Beneath this task are records; count the lines among them that contain the word "Revise" and answer with the number only.

(Material for this task)

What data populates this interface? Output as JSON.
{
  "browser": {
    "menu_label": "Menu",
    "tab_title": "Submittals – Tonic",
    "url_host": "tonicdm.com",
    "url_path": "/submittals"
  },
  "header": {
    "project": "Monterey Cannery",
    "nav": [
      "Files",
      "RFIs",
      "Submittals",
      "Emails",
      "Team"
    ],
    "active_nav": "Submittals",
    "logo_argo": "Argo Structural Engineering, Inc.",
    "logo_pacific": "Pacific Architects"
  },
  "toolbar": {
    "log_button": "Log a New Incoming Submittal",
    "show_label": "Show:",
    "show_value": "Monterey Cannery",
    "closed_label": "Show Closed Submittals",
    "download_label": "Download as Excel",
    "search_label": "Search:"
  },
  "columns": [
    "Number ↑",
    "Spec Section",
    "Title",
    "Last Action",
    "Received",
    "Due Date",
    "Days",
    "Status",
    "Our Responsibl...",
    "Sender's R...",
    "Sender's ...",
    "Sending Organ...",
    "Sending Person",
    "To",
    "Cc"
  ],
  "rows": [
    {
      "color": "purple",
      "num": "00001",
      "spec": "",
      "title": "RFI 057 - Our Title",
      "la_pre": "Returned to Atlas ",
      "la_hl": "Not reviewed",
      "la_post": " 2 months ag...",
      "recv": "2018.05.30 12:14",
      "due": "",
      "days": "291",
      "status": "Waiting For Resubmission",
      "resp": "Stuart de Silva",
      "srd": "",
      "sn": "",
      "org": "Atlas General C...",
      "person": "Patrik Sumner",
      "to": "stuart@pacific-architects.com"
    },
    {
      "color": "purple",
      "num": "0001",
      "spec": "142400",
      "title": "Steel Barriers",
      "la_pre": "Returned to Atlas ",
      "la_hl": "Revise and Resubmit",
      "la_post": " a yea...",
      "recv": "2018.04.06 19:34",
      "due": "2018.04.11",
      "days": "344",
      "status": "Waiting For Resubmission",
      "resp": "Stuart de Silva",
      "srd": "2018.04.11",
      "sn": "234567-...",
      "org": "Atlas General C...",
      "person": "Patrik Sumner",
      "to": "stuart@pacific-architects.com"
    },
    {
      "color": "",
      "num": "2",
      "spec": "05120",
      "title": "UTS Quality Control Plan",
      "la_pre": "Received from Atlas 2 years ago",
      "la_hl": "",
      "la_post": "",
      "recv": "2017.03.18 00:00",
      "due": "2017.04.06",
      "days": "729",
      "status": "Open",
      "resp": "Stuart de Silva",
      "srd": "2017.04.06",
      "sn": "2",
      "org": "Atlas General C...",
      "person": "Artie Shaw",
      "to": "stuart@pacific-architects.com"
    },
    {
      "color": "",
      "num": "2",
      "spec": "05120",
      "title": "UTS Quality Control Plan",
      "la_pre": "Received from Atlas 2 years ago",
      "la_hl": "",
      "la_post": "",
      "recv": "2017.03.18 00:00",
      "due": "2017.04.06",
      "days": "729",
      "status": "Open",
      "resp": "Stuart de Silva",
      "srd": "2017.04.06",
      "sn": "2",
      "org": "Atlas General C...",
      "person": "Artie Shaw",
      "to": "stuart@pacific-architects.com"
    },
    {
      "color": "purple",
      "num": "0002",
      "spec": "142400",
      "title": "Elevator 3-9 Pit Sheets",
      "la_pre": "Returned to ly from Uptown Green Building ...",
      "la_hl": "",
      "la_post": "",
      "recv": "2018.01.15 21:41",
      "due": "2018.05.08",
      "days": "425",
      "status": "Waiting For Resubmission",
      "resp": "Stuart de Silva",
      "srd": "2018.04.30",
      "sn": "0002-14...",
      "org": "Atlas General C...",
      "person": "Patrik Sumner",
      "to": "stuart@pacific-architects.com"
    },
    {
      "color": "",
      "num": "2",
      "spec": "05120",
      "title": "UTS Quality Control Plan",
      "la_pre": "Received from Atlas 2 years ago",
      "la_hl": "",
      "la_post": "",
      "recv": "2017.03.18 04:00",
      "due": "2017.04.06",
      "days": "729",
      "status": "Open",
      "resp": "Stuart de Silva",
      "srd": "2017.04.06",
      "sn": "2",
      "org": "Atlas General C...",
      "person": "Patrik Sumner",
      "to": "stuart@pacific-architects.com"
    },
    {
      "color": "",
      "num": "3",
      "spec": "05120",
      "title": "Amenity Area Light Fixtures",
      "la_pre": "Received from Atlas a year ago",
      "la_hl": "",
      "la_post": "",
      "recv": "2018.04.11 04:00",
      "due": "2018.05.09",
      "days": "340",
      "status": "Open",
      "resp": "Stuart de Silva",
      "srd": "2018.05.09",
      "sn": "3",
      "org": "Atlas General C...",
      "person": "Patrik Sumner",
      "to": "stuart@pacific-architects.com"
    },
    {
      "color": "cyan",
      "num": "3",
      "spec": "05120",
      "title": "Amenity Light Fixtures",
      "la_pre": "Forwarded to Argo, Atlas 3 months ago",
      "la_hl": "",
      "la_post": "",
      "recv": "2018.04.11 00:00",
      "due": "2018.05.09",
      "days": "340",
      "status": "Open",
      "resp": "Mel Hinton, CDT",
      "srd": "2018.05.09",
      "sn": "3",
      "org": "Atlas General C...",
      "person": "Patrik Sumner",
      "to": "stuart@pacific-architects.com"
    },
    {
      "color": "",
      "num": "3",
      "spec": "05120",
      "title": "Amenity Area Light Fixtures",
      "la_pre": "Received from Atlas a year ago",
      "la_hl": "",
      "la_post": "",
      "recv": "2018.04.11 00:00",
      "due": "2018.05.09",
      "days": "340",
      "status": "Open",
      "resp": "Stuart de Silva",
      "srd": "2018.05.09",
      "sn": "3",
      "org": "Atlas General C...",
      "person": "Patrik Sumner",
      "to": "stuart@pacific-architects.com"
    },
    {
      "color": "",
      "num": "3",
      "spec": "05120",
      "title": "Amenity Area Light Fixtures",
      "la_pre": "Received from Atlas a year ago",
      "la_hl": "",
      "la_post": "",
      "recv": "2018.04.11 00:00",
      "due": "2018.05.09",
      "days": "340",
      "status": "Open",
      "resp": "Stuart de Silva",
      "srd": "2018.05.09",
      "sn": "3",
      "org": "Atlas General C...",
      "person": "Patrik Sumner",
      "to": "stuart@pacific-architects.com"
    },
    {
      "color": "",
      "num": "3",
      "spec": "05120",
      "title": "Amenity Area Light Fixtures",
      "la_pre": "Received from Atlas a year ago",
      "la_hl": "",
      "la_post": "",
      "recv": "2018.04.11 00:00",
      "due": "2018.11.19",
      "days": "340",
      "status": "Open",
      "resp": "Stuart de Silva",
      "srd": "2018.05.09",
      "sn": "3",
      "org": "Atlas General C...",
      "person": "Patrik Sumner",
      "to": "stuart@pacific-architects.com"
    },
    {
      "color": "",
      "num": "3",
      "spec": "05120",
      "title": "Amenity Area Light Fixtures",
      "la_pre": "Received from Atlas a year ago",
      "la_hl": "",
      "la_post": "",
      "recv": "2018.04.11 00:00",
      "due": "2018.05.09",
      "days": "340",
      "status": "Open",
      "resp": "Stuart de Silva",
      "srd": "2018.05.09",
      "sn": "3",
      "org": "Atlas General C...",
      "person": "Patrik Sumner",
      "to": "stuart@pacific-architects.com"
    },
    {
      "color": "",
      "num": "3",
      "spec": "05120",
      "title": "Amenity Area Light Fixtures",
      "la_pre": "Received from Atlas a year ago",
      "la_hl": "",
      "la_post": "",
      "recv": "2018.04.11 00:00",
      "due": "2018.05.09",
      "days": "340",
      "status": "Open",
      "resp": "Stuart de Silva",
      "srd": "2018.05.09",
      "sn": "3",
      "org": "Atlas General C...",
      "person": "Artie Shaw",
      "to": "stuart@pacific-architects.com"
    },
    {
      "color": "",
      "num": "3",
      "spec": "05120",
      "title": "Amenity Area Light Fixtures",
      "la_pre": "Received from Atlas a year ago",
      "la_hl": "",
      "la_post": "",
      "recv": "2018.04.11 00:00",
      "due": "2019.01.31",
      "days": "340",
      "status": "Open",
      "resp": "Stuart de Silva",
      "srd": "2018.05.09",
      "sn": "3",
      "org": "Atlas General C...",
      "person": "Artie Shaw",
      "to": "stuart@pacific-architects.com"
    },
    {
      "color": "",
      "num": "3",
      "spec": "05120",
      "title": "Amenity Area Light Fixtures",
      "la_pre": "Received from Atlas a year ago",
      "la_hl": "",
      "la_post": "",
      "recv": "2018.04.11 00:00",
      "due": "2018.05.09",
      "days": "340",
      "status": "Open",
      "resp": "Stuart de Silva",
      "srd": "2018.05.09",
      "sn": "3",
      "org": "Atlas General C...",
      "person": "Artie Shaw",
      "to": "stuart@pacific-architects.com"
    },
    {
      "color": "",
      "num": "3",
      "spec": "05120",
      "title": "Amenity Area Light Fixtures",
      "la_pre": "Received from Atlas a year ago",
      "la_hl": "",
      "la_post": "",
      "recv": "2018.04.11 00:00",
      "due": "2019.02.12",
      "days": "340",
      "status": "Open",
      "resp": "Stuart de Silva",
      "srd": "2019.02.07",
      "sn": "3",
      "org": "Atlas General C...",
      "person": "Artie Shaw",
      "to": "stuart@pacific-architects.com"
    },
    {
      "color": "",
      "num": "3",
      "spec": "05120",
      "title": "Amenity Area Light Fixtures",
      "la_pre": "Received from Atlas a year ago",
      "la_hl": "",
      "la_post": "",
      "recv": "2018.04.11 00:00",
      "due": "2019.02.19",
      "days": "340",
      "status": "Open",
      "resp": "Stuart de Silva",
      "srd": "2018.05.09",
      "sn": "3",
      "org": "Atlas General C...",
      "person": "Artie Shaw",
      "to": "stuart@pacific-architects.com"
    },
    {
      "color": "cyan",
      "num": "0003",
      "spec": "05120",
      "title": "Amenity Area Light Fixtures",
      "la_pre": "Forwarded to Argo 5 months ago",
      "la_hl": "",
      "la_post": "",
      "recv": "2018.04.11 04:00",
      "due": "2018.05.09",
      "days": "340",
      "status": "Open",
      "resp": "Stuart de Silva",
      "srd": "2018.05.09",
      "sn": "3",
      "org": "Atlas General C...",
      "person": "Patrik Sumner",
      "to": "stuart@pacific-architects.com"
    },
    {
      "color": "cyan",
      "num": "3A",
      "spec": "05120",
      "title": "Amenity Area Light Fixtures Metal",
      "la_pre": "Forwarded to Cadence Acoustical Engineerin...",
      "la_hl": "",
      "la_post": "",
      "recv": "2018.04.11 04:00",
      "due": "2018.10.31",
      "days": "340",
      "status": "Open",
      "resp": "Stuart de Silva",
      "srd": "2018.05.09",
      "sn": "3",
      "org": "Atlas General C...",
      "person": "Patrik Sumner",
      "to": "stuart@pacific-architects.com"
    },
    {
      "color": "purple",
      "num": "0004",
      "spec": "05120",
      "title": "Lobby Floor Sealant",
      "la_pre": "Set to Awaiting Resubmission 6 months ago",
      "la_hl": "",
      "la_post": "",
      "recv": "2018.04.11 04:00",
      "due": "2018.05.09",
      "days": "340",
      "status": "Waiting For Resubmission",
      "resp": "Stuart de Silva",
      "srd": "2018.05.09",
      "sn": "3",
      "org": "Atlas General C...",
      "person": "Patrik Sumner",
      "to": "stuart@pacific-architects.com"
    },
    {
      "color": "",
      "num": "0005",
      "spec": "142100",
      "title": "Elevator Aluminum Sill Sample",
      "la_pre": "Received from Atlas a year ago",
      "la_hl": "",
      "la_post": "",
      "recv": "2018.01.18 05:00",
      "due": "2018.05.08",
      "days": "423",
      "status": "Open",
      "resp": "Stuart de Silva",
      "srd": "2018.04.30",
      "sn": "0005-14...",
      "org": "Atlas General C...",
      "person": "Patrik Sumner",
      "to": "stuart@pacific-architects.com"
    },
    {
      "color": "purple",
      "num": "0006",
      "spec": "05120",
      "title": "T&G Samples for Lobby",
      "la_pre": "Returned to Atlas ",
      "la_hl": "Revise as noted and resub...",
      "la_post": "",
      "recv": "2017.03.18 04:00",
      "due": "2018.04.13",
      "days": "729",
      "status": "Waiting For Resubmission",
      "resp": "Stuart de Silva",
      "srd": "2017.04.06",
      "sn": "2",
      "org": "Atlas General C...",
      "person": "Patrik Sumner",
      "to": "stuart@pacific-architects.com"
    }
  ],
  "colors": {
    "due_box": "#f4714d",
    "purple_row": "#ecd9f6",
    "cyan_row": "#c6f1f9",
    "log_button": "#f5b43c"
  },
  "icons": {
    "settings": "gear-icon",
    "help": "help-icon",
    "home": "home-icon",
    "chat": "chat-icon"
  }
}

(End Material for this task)

[Exercise solution]
2